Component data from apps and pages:
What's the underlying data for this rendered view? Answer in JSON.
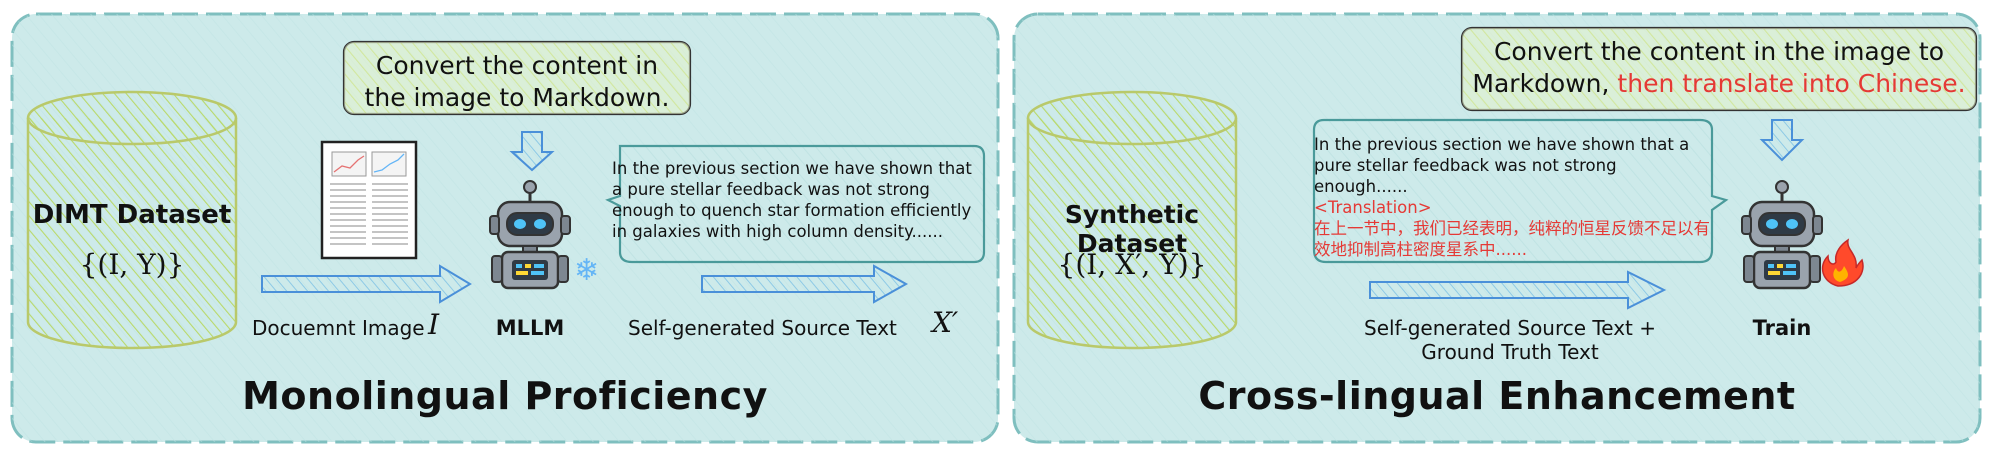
{
  "left_panel": {
    "title": "Monolingual Proficiency",
    "dataset_name": "DIMT Dataset",
    "dataset_formula": "{(I, Y)}",
    "prompt": "Convert the content in the image to Markdown.",
    "input_label": "Docuemnt Image",
    "input_symbol": "I",
    "model_label": "MLLM",
    "output_text": "In the previous section we have shown that a pure stellar feedback was not strong enough to quench star formation efficiently in galaxies with high column density......",
    "output_label": "Self-generated Source Text",
    "output_symbol": "X′",
    "colors": {
      "panel_fill": "#cdeaea",
      "panel_border": "#7fbfbf",
      "hatch": "#b9d96a",
      "arrow": "#4a90d9"
    }
  },
  "right_panel": {
    "title": "Cross-lingual Enhancement",
    "dataset_name": "Synthetic Dataset",
    "dataset_formula": "{(I, X′, Y)}",
    "prompt_part1": "Convert the content in the image to Markdown, ",
    "prompt_part2": "then translate into Chinese.",
    "box_text_en": "In the previous section we have shown that a pure stellar feedback was not strong enough......",
    "box_tag": "<Translation>",
    "box_text_zh": "在上一节中，我们已经表明，纯粹的恒星反馈不足以有效地抑制高柱密度星系中......",
    "arrow_label_line1": "Self-generated Source Text +",
    "arrow_label_line2": "Ground Truth Text",
    "model_label": "Train",
    "colors": {
      "highlight": "#e53935",
      "fire": "#ff4a2b"
    }
  }
}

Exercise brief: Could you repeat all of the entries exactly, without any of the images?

Final answer:
What's the underlying data for this rendered view? Answer in JSON.
{
  "left_panel": {
    "title": "Monolingual Proficiency",
    "dataset_name": "DIMT Dataset",
    "dataset_formula": "{(I, Y)}",
    "prompt": "Convert the content in the image to Markdown.",
    "input_label": "Docuemnt Image",
    "input_symbol": "I",
    "model_label": "MLLM",
    "output_text": "In the previous section we have shown that a pure stellar feedback was not strong enough to quench star formation efficiently in galaxies with high column density......",
    "output_label": "Self-generated Source Text",
    "output_symbol": "X′",
    "colors": {
      "panel_fill": "#cdeaea",
      "panel_border": "#7fbfbf",
      "hatch": "#b9d96a",
      "arrow": "#4a90d9"
    }
  },
  "right_panel": {
    "title": "Cross-lingual Enhancement",
    "dataset_name": "Synthetic Dataset",
    "dataset_formula": "{(I, X′, Y)}",
    "prompt_part1": "Convert the content in the image to Markdown, ",
    "prompt_part2": "then translate into Chinese.",
    "box_text_en": "In the previous section we have shown that a pure stellar feedback was not strong enough......",
    "box_tag": "<Translation>",
    "box_text_zh": "在上一节中，我们已经表明，纯粹的恒星反馈不足以有效地抑制高柱密度星系中......",
    "arrow_label_line1": "Self-generated Source Text +",
    "arrow_label_line2": "Ground Truth Text",
    "model_label": "Train",
    "colors": {
      "highlight": "#e53935",
      "fire": "#ff4a2b"
    }
  }
}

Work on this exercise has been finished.